- **PROBLEM TO SOLVE**: What you return must match the listing below character for character, minus any pictures.

- **EXCERPTED DATA**:
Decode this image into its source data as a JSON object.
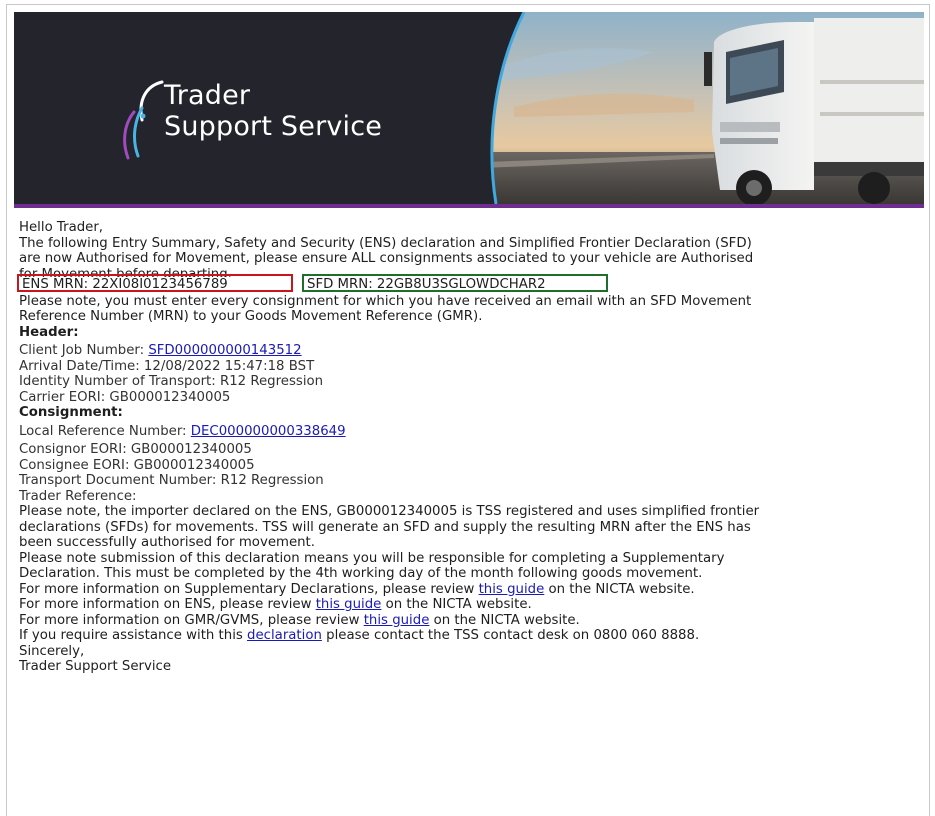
{
  "brand": {
    "logo_line1": "Trader",
    "logo_line2": "Support Service",
    "rule_color": "#6f2c91",
    "banner_image": "truck-on-road-photo"
  },
  "email": {
    "greeting": "Hello Trader,",
    "intro_line1": "The following Entry Summary, Safety and Security (ENS) declaration and Simplified Frontier Declaration (SFD)",
    "intro_line2": "are now Authorised for Movement, please ensure ALL consignments associated to your vehicle are Authorised",
    "intro_line3": "for Movement before departing.",
    "ens_mrn": "ENS MRN: 22XI08I0123456789",
    "ens_mrn_color": "#c8161d",
    "sfd_mrn": "SFD MRN: 22GB8U3SGLOWDCHAR2",
    "sfd_mrn_color": "#1f6e2b",
    "note_line1": "Please note, you must enter every consignment for which you have received an email with an SFD Movement",
    "note_line2": "Reference Number (MRN) to your Goods Movement Reference (GMR).",
    "header_heading": "Header:",
    "client_job_label": "Client Job Number: ",
    "client_job_value": "SFD000000000143512",
    "arrival": "Arrival Date/Time: 12/08/2022 15:47:18 BST",
    "identity_transport": "Identity Number of Transport: R12 Regression",
    "carrier_eori": "Carrier EORI: GB000012340005",
    "consignment_heading": "Consignment:",
    "lrn_label": "Local Reference Number: ",
    "lrn_value": "DEC000000000338649",
    "consignor_eori": "Consignor EORI: GB000012340005",
    "consignee_eori": "Consignee EORI: GB000012340005",
    "transport_doc": "Transport Document Number: R12 Regression",
    "trader_reference": "Trader Reference:",
    "importer_line1": "Please note, the importer declared on the ENS, GB000012340005 is TSS registered and uses simplified frontier",
    "importer_line2": "declarations (SFDs) for movements. TSS will generate an SFD and supply the resulting MRN after the ENS has",
    "importer_line3": "been successfully authorised for movement.",
    "submission_line1": "Please note submission of this declaration means you will be responsible for completing a Supplementary",
    "submission_line2": "Declaration. This must be completed by the 4th working day of the month following goods movement.",
    "supp_pre": "For more information on Supplementary Declarations, please review ",
    "supp_link": "this guide",
    "supp_post": " on the NICTA website.",
    "ens_pre": "For more information on ENS, please review ",
    "ens_link": "this guide",
    "ens_post": " on the NICTA website.",
    "gmr_pre": "For more information on GMR/GVMS, please review ",
    "gmr_link": "this guide",
    "gmr_post": " on the NICTA website.",
    "assist_pre": "If you require assistance with this ",
    "assist_link": "declaration",
    "assist_post": " please contact the TSS contact desk on 0800 060 8888.",
    "signoff": "Sincerely,",
    "signature": "Trader Support Service"
  }
}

- **ANSWER SPACE**:
Decode this image into its source data as a JSON object.
{
  "brand": {
    "logo_line1": "Trader",
    "logo_line2": "Support Service",
    "rule_color": "#6f2c91",
    "banner_image": "truck-on-road-photo"
  },
  "email": {
    "greeting": "Hello Trader,",
    "intro_line1": "The following Entry Summary, Safety and Security (ENS) declaration and Simplified Frontier Declaration (SFD)",
    "intro_line2": "are now Authorised for Movement, please ensure ALL consignments associated to your vehicle are Authorised",
    "intro_line3": "for Movement before departing.",
    "ens_mrn": "ENS MRN: 22XI08I0123456789",
    "ens_mrn_color": "#c8161d",
    "sfd_mrn": "SFD MRN: 22GB8U3SGLOWDCHAR2",
    "sfd_mrn_color": "#1f6e2b",
    "note_line1": "Please note, you must enter every consignment for which you have received an email with an SFD Movement",
    "note_line2": "Reference Number (MRN) to your Goods Movement Reference (GMR).",
    "header_heading": "Header:",
    "client_job_label": "Client Job Number: ",
    "client_job_value": "SFD000000000143512",
    "arrival": "Arrival Date/Time: 12/08/2022 15:47:18 BST",
    "identity_transport": "Identity Number of Transport: R12 Regression",
    "carrier_eori": "Carrier EORI: GB000012340005",
    "consignment_heading": "Consignment:",
    "lrn_label": "Local Reference Number: ",
    "lrn_value": "DEC000000000338649",
    "consignor_eori": "Consignor EORI: GB000012340005",
    "consignee_eori": "Consignee EORI: GB000012340005",
    "transport_doc": "Transport Document Number: R12 Regression",
    "trader_reference": "Trader Reference:",
    "importer_line1": "Please note, the importer declared on the ENS, GB000012340005 is TSS registered and uses simplified frontier",
    "importer_line2": "declarations (SFDs) for movements. TSS will generate an SFD and supply the resulting MRN after the ENS has",
    "importer_line3": "been successfully authorised for movement.",
    "submission_line1": "Please note submission of this declaration means you will be responsible for completing a Supplementary",
    "submission_line2": "Declaration. This must be completed by the 4th working day of the month following goods movement.",
    "supp_pre": "For more information on Supplementary Declarations, please review ",
    "supp_link": "this guide",
    "supp_post": " on the NICTA website.",
    "ens_pre": "For more information on ENS, please review ",
    "ens_link": "this guide",
    "ens_post": " on the NICTA website.",
    "gmr_pre": "For more information on GMR/GVMS, please review ",
    "gmr_link": "this guide",
    "gmr_post": " on the NICTA website.",
    "assist_pre": "If you require assistance with this ",
    "assist_link": "declaration",
    "assist_post": " please contact the TSS contact desk on 0800 060 8888.",
    "signoff": "Sincerely,",
    "signature": "Trader Support Service"
  }
}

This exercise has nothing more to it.